  • Potential for medicines: Many antibiotics (bromophenols; fatty acids, tannins and terpenes).
  • Red algal polysaccharides may control cold-sore Herpes. They are the active compound in Zovirax – by interfering with virus binding to human cell membranes.
  • Sulphur-containing lipids from blue-greens Lyngbya lagerheimii and Phormidium tenue may protect human cells against cytopathic effects of HIV.
  • Alginic acid (Nomozan) may inoculate some crops against viruses.
  • Research tools: kainic acid breaks down dendrites at higher doses producing symptoms similar to patients with Huntington’s Syndrome. Phycobiliproteins can fluoresce and have uses in diagnostics to track antibodies.
  • Pesticides: Someone noticed that flies landing on dried fronds of Chondria died.
  • Anti-algals: Possibly from corals!
  • Aquaculture: for protein and primary producers to feed the animal crop. Phytoplankton at base of food chain. Can we combine domestic waste treatment with aquaculture and algae?
  • Source of paper: Bioindicators of pollution:
  • Microbial mining:
  • Space travel: air cleaners and recycle human waste, even food source

Who is in the industry? What are economics?

Extension of nori season by spore refrigeration + production increase from 8 people making 1500 sheets per day to machines that to that work in an hours

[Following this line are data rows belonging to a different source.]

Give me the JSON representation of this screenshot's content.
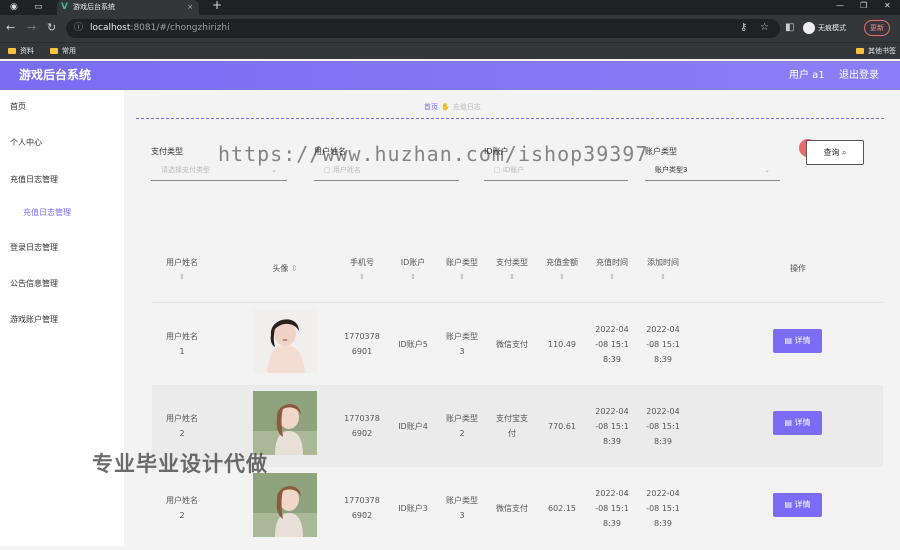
{
  "browser": {
    "tab_title": "游戏后台系统",
    "url_host": "localhost",
    "url_rest": ":8081/#/chongzhirizhi",
    "incognito": "无痕模式",
    "update": "更新",
    "bookmarks": [
      "资料",
      "常用",
      "其他书签"
    ]
  },
  "header": {
    "title": "游戏后台系统",
    "user": "用户 a1",
    "logout": "退出登录"
  },
  "sidebar": {
    "items": [
      "首页",
      "个人中心",
      "充值日志管理",
      "充值日志管理",
      "登录日志管理",
      "公告信息管理",
      "游戏账户管理"
    ]
  },
  "breadcrumb": {
    "home": "首页",
    "current": "充值日志"
  },
  "filters": {
    "pay_type": {
      "label": "支付类型",
      "placeholder": "请选择支付类型"
    },
    "user_name": {
      "label": "用户姓名",
      "placeholder": "用户姓名"
    },
    "id_account": {
      "label": "ID账户",
      "placeholder": "ID账户"
    },
    "account_type": {
      "label": "账户类型",
      "value": "账户类型3"
    },
    "query": "查询"
  },
  "table": {
    "headers": [
      "用户姓名",
      "头像",
      "手机号",
      "ID账户",
      "账户类型",
      "支付类型",
      "充值金额",
      "充值时间",
      "添加时间",
      "操作"
    ],
    "rows": [
      {
        "name": "用户姓名\n1",
        "phone": "1770378\n6901",
        "id": "ID账户5",
        "type": "账户类型\n3",
        "pay": "微信支付",
        "amount": "110.49",
        "time": "2022-04\n-08 15:1\n8:39",
        "added": "2022-04\n-08 15:1\n8:39",
        "action": "详情"
      },
      {
        "name": "用户姓名\n2",
        "phone": "1770378\n6902",
        "id": "ID账户4",
        "type": "账户类型\n2",
        "pay": "支付宝支\n付",
        "amount": "770.61",
        "time": "2022-04\n-08 15:1\n8:39",
        "added": "2022-04\n-08 15:1\n8:39",
        "action": "详情"
      },
      {
        "name": "用户姓名\n2",
        "phone": "1770378\n6902",
        "id": "ID账户3",
        "type": "账户类型\n3",
        "pay": "微信支付",
        "amount": "602.15",
        "time": "2022-04\n-08 15:1\n8:39",
        "added": "2022-04\n-08 15:1\n8:39",
        "action": "详情"
      }
    ]
  },
  "watermarks": {
    "url": "https://www.huzhan.com/ishop39397",
    "text": "专业毕业设计代做"
  },
  "colors": {
    "accent": "#7b6cf6",
    "header": "#7a6cf3"
  }
}
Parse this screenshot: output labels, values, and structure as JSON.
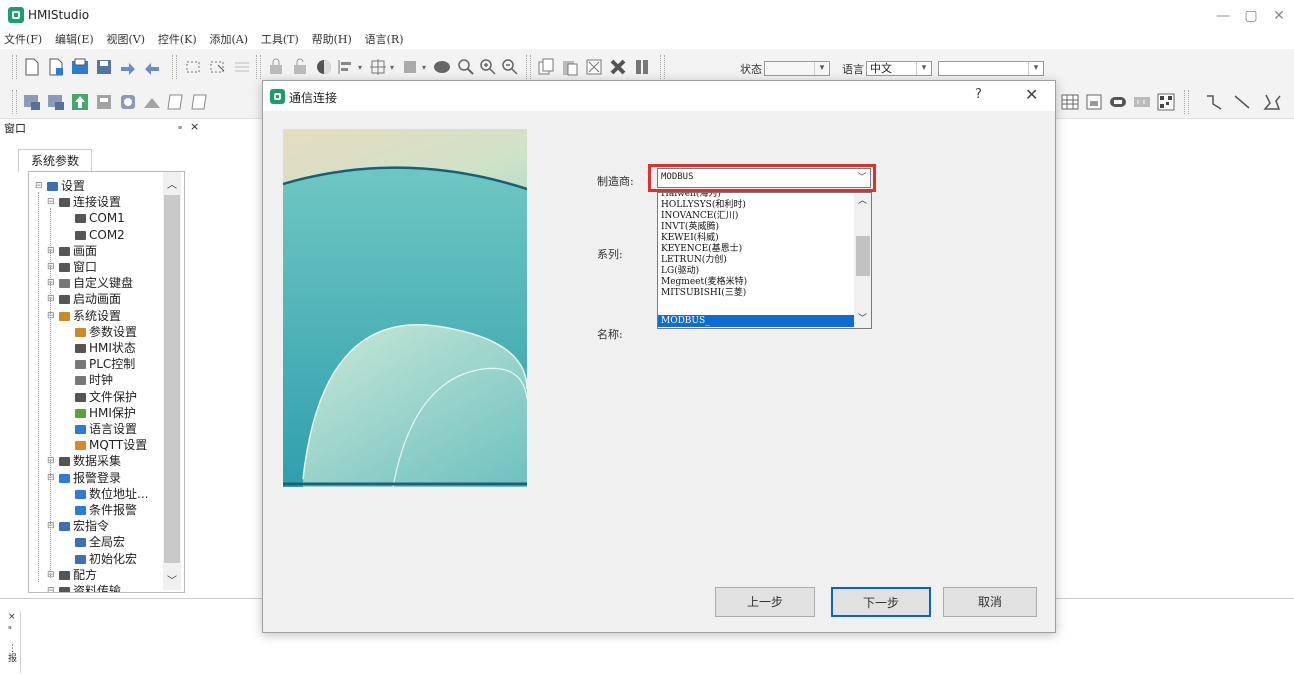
{
  "app": {
    "title": "HMIStudio"
  },
  "window_controls": {
    "minimize": "—",
    "maximize": "▢",
    "close": "✕"
  },
  "menu": [
    "文件(F)",
    "编辑(E)",
    "视图(V)",
    "控件(K)",
    "添加(A)",
    "工具(T)",
    "帮助(H)",
    "语言(R)"
  ],
  "toolbar": {
    "status_label": "状态",
    "language_label": "语言",
    "language_value": "中文",
    "extra_combo_value": ""
  },
  "panel": {
    "title": "窗口",
    "pin": "ₔ",
    "close": "×",
    "tab": "系统参数",
    "tree": [
      {
        "label": "设置",
        "level": 0,
        "icon": "screen-icon",
        "color": "#3d6fb5"
      },
      {
        "label": "连接设置",
        "level": 1,
        "icon": "connection-icon",
        "color": "#555555"
      },
      {
        "label": "COM1",
        "level": 2,
        "icon": "port-icon",
        "color": "#555555"
      },
      {
        "label": "COM2",
        "level": 2,
        "icon": "port-icon",
        "color": "#555555"
      },
      {
        "label": "画面",
        "level": 1,
        "icon": "screens-icon",
        "color": "#555555"
      },
      {
        "label": "窗口",
        "level": 1,
        "icon": "window-icon",
        "color": "#555555"
      },
      {
        "label": "自定义键盘",
        "level": 1,
        "icon": "keyboard-icon",
        "color": "#777777"
      },
      {
        "label": "启动画面",
        "level": 1,
        "icon": "startup-icon",
        "color": "#555555"
      },
      {
        "label": "系统设置",
        "level": 1,
        "icon": "system-icon",
        "color": "#c98a2e"
      },
      {
        "label": "参数设置",
        "level": 2,
        "icon": "params-icon",
        "color": "#c98a2e"
      },
      {
        "label": "HMI状态",
        "level": 2,
        "icon": "hmi-status-icon",
        "color": "#555555"
      },
      {
        "label": "PLC控制",
        "level": 2,
        "icon": "plc-icon",
        "color": "#777777"
      },
      {
        "label": "时钟",
        "level": 2,
        "icon": "clock-icon",
        "color": "#777777"
      },
      {
        "label": "文件保护",
        "level": 2,
        "icon": "lock-icon",
        "color": "#555555"
      },
      {
        "label": "HMI保护",
        "level": 2,
        "icon": "shield-icon",
        "color": "#5aa33a"
      },
      {
        "label": "语言设置",
        "level": 2,
        "icon": "language-icon",
        "color": "#2e7bd6"
      },
      {
        "label": "MQTT设置",
        "level": 2,
        "icon": "mqtt-icon",
        "color": "#d68a2e"
      },
      {
        "label": "数据采集",
        "level": 1,
        "icon": "data-collect-icon",
        "color": "#555555"
      },
      {
        "label": "报警登录",
        "level": 1,
        "icon": "alarm-icon",
        "color": "#2e7bd6"
      },
      {
        "label": "数位地址...",
        "level": 2,
        "icon": "alarm-bit-icon",
        "color": "#2e7bd6"
      },
      {
        "label": "条件报警",
        "level": 2,
        "icon": "alarm-condition-icon",
        "color": "#2e7bd6"
      },
      {
        "label": "宏指令",
        "level": 1,
        "icon": "macro-icon",
        "color": "#3d6fb5"
      },
      {
        "label": "全局宏",
        "level": 2,
        "icon": "global-macro-icon",
        "color": "#3d6fb5"
      },
      {
        "label": "初始化宏",
        "level": 2,
        "icon": "init-macro-icon",
        "color": "#3d6fb5"
      },
      {
        "label": "配方",
        "level": 1,
        "icon": "recipe-icon",
        "color": "#555555"
      },
      {
        "label": "资料传输",
        "level": 1,
        "icon": "transfer-icon",
        "color": "#555555"
      }
    ]
  },
  "bottom_panel": {
    "close": "×",
    "pin": "ₔ",
    "dots": "⋮",
    "label": "报"
  },
  "dialog": {
    "title": "通信连接",
    "help": "?",
    "close": "✕",
    "manufacturer_label": "制造商:",
    "series_label": "系列:",
    "name_label": "名称:",
    "manufacturer_value": "MODBUS",
    "dropdown_options": [
      "Haiwell(海为)",
      "HOLLYSYS(和利时)",
      "INOVANCE(汇川)",
      "INVT(英威腾)",
      "KEWEI(科威)",
      "KEYENCE(基恩士)",
      "LETRUN(力创)",
      "LG(驱动)",
      "Megmeet(麦格米特)",
      "MITSUBISHI(三菱)",
      "MODBUS_"
    ],
    "selected_option": "MODBUS_",
    "buttons": {
      "prev": "上一步",
      "next": "下一步",
      "cancel": "取消"
    }
  }
}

Spirulina – Christopher Hills (UK) – dried alga for chicken feed with high protein and high carotene. Imperial Valley California and Kona coast of Hawaii using ponds in saline soil.

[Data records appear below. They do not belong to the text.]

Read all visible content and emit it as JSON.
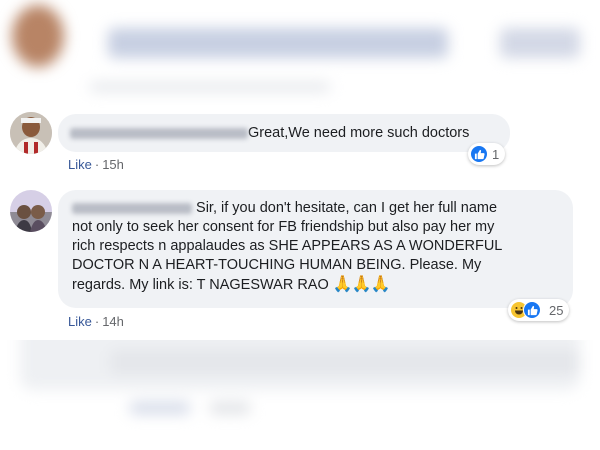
{
  "comments": [
    {
      "author_hidden": true,
      "text": "Great,We need more such doctors",
      "like_label": "Like",
      "separator": "·",
      "time": "15h",
      "reactions": {
        "types": [
          "like-icon"
        ],
        "count": "1"
      }
    },
    {
      "author_hidden": true,
      "lines": [
        "Sir, if you don't hesitate, can I get her full name",
        "not only to seek her consent for FB friendship but also pay her my",
        "rich respects n appalaudes as SHE APPEARS AS A WONDERFUL",
        "DOCTOR N A HEART-TOUCHING HUMAN BEING. Please. My",
        "regards. My link is: T NAGESWAR RAO"
      ],
      "emoji": "🙏🙏🙏",
      "like_label": "Like",
      "separator": "·",
      "time": "14h",
      "reactions": {
        "types": [
          "haha-icon",
          "like-icon"
        ],
        "count": "25"
      }
    }
  ],
  "colors": {
    "bubble": "#f0f2f5",
    "like_link": "#385898",
    "like_reaction": "#1877f2",
    "haha_reaction": "#f7c531",
    "meta_text": "#65676b"
  }
}
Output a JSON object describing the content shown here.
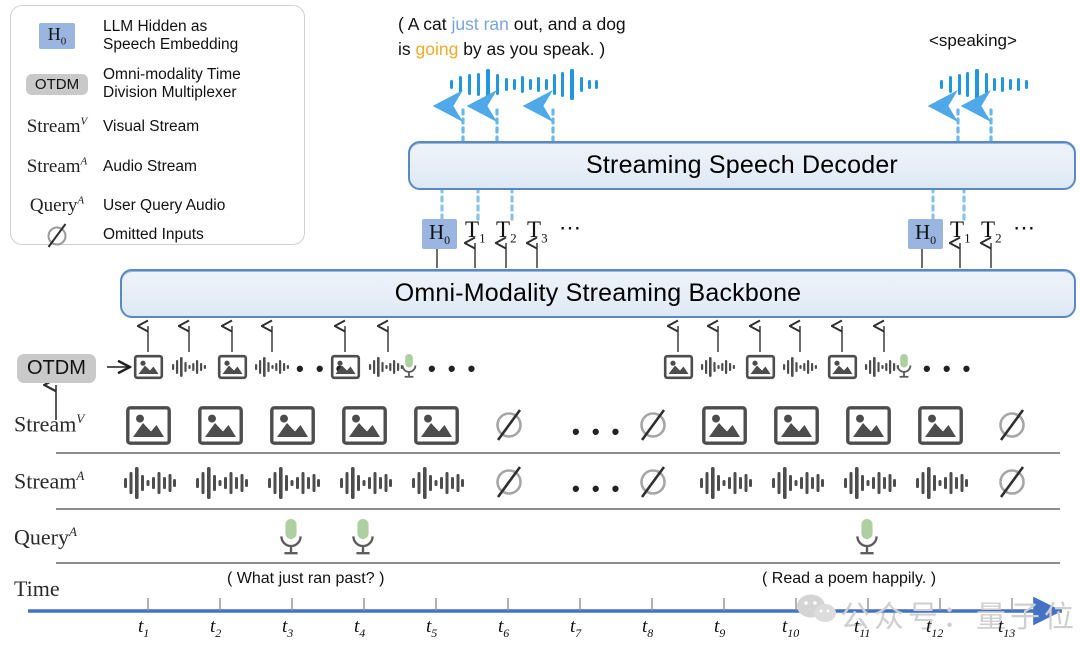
{
  "legend": {
    "items": [
      {
        "symbol_kind": "h0-chip",
        "symbol": "H0",
        "label": "LLM Hidden as\nSpeech Embedding",
        "label_line1": "LLM Hidden as",
        "label_line2": "Speech Embedding"
      },
      {
        "symbol_kind": "otdm-chip",
        "symbol": "OTDM",
        "label_line1": "Omni-modality Time",
        "label_line2": "Division Multiplexer"
      },
      {
        "symbol_kind": "math",
        "symbol": "Stream",
        "sup": "V",
        "label_line1": "Visual Stream",
        "label_line2": ""
      },
      {
        "symbol_kind": "math",
        "symbol": "Stream",
        "sup": "A",
        "label_line1": "Audio Stream",
        "label_line2": ""
      },
      {
        "symbol_kind": "math",
        "symbol": "Query",
        "sup": "A",
        "label_line1": "User Query Audio",
        "label_line2": ""
      },
      {
        "symbol_kind": "null",
        "symbol": "Ø",
        "label_line1": "Omitted Inputs",
        "label_line2": ""
      }
    ]
  },
  "speech_output": {
    "left_caption": {
      "line1_pre": "( A cat ",
      "line1_hl": "just ran",
      "line1_post": " out, and a dog",
      "line2_pre": "is ",
      "line2_hl": "going",
      "line2_post": " by as you speak. )"
    },
    "right_caption": "<speaking>"
  },
  "boxes": {
    "decoder": "Streaming Speech Decoder",
    "backbone": "Omni-Modality Streaming Backbone"
  },
  "tokens": {
    "left": {
      "hidden": "H",
      "hidden_sub": "0",
      "t": [
        "T1",
        "T2",
        "T3"
      ],
      "ellipsis": "⋯"
    },
    "right": {
      "hidden": "H",
      "hidden_sub": "0",
      "t": [
        "T1",
        "T2"
      ],
      "ellipsis": "⋯"
    }
  },
  "otdm": {
    "chip": "OTDM",
    "left_group": [
      "image",
      "audio",
      "image",
      "audio"
    ],
    "left_dots": "• • •",
    "mid_group": [
      "image",
      "audio+mic"
    ],
    "mid_dots": "• • •",
    "right_group": [
      "image",
      "audio",
      "image",
      "audio",
      "image",
      "audio+mic"
    ],
    "right_dots": "• • •"
  },
  "rows": {
    "stream_v": {
      "label": "Stream",
      "sup": "V"
    },
    "stream_a": {
      "label": "Stream",
      "sup": "A"
    },
    "query_a": {
      "label": "Query",
      "sup": "A"
    },
    "time": {
      "label": "Time"
    }
  },
  "timeline": {
    "ticks": [
      "t1",
      "t2",
      "t3",
      "t4",
      "t5",
      "t6",
      "t7",
      "t8",
      "t9",
      "t10",
      "t11",
      "t12",
      "t13"
    ],
    "tick_base": "t",
    "tick_subs": [
      "1",
      "2",
      "3",
      "4",
      "5",
      "6",
      "7",
      "8",
      "9",
      "10",
      "11",
      "12",
      "13"
    ],
    "ellipsis": "⋯"
  },
  "queries": {
    "first": "( What just ran past? )",
    "second": "( Read a poem happily. )"
  },
  "watermark": "公众号：量子位",
  "colors": {
    "accent_blue": "#5b87c4",
    "token_highlight": "#9ab6e0",
    "waveform_blue": "#2196e3",
    "mic_green": "#aecfa2",
    "chip_grey": "#c9c9c9",
    "caption_blue": "#79a5dd",
    "caption_gold": "#f0a92a",
    "timeline_blue": "#4472c4"
  }
}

Alginic acid industry started in Japan in 1923. Most still harvested from wild. China has cultivation of Laminaria for phycocolloids

Euchema cultivation improvements since 1971 has seen production from 500 metric tons carrageenan/year to 25,000 metric tons/year.

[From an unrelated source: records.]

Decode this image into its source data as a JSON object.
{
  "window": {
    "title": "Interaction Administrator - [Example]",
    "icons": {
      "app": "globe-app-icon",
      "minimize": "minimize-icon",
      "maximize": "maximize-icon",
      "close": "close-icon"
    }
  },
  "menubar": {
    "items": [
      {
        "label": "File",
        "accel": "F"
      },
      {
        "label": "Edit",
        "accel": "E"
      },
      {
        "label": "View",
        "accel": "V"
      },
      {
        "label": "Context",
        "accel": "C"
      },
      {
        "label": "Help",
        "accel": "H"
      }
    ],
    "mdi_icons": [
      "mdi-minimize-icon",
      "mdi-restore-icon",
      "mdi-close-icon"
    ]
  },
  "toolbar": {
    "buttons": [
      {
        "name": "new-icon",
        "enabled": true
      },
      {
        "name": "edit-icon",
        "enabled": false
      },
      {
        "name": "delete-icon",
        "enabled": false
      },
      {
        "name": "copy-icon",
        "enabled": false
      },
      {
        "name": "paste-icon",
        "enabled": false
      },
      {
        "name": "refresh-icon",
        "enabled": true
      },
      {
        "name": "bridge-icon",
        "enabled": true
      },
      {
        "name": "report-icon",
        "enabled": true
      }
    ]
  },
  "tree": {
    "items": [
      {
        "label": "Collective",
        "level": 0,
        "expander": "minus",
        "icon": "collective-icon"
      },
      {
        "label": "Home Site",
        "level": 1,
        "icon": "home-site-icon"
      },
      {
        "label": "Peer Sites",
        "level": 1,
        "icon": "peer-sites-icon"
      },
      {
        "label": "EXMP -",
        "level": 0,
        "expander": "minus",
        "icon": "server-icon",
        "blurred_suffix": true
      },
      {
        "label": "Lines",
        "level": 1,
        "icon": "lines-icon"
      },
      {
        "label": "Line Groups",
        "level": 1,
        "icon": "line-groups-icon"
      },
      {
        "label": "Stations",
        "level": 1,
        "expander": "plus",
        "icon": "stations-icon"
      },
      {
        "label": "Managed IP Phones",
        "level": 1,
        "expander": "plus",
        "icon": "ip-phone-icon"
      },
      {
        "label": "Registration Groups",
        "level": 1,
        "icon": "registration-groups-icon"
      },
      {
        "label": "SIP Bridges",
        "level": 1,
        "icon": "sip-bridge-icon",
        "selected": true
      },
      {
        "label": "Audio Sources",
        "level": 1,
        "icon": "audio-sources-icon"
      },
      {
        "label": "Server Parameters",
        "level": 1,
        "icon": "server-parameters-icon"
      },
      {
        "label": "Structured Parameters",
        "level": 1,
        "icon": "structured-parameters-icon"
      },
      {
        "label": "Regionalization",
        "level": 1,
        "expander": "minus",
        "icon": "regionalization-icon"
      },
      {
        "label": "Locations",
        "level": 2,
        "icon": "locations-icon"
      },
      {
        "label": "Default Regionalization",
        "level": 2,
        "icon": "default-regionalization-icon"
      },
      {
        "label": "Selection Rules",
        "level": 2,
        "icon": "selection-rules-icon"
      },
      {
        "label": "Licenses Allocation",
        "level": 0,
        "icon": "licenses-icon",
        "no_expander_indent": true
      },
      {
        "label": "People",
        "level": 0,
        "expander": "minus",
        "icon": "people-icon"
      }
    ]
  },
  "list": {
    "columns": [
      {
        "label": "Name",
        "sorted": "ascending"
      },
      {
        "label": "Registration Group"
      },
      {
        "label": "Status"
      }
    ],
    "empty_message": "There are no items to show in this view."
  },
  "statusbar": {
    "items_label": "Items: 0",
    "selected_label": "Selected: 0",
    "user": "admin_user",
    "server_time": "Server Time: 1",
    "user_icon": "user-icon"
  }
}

Diatomaceous earth – used as flea killers, embalming compounds, enamel polishes.

Diatomaceous bricks – Emperor Justinian order the dome of the church of Hagia Sophia in Istanbul in AD 532.

Diatomite used to filter sewage in UK from 1976, to filter sugar cane liquors from 1914; Nobel stabilized nitroglycerine, USA produces 38%; also Russia, France and Denmark. Mined (open or underground. Dried from 60 to 5% water, ground and sorted. 68% of product used in filter aids, especially water purification.

Wastewater. Details of waste treatment . Tertiary treatment can use algal – bacterial culture + light + sewage leads to bio-oxidation. Produces precipitated organic material (sludge) plus oxygen which maintains aerobic bacteria. Organisms absorb N and P from sewage for their own use. With photosynthetic oxidation BOD drops 90% and P drops 80% . Get some examples (check Iona, but Simpson quotes Hollister, CA.

What you have in your mind?